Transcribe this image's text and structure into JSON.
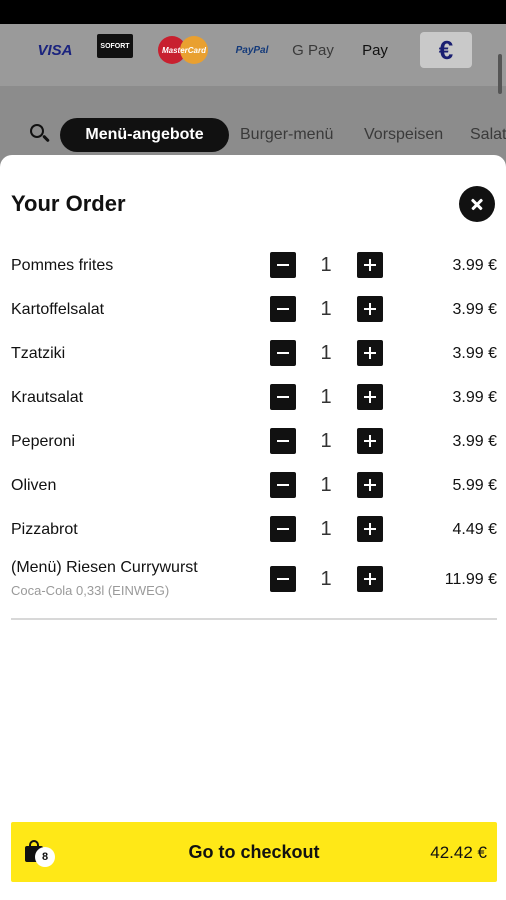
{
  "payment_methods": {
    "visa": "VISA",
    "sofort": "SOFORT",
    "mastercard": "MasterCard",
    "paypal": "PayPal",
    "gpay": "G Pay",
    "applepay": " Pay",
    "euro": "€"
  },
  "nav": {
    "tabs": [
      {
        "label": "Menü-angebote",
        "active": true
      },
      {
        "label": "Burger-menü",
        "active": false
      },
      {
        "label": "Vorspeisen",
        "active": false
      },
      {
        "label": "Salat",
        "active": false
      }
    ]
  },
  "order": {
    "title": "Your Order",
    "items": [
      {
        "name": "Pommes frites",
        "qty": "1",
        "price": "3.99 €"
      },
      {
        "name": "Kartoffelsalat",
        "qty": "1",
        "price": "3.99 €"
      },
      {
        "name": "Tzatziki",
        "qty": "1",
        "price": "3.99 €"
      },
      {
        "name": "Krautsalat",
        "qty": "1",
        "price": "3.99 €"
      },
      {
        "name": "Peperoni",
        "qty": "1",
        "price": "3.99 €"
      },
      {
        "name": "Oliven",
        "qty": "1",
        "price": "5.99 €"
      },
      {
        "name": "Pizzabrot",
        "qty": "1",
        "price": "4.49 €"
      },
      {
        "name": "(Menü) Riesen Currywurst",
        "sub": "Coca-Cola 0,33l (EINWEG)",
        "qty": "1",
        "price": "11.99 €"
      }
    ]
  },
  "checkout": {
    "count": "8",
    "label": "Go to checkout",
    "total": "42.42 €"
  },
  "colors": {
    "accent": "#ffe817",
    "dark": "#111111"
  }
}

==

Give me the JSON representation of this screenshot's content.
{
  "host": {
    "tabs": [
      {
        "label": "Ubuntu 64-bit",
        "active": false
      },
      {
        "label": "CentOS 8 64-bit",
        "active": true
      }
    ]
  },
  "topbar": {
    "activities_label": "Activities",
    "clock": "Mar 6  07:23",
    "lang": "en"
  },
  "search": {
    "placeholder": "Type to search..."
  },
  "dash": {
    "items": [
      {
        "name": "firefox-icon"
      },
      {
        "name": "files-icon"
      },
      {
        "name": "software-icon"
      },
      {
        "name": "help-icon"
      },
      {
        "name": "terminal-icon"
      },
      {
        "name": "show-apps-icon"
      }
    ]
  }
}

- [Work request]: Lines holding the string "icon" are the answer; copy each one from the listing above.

- [Task response]:
        "name": "firefox-icon"
        "name": "files-icon"
        "name": "software-icon"
        "name": "help-icon"
        "name": "terminal-icon"
        "name": "show-apps-icon"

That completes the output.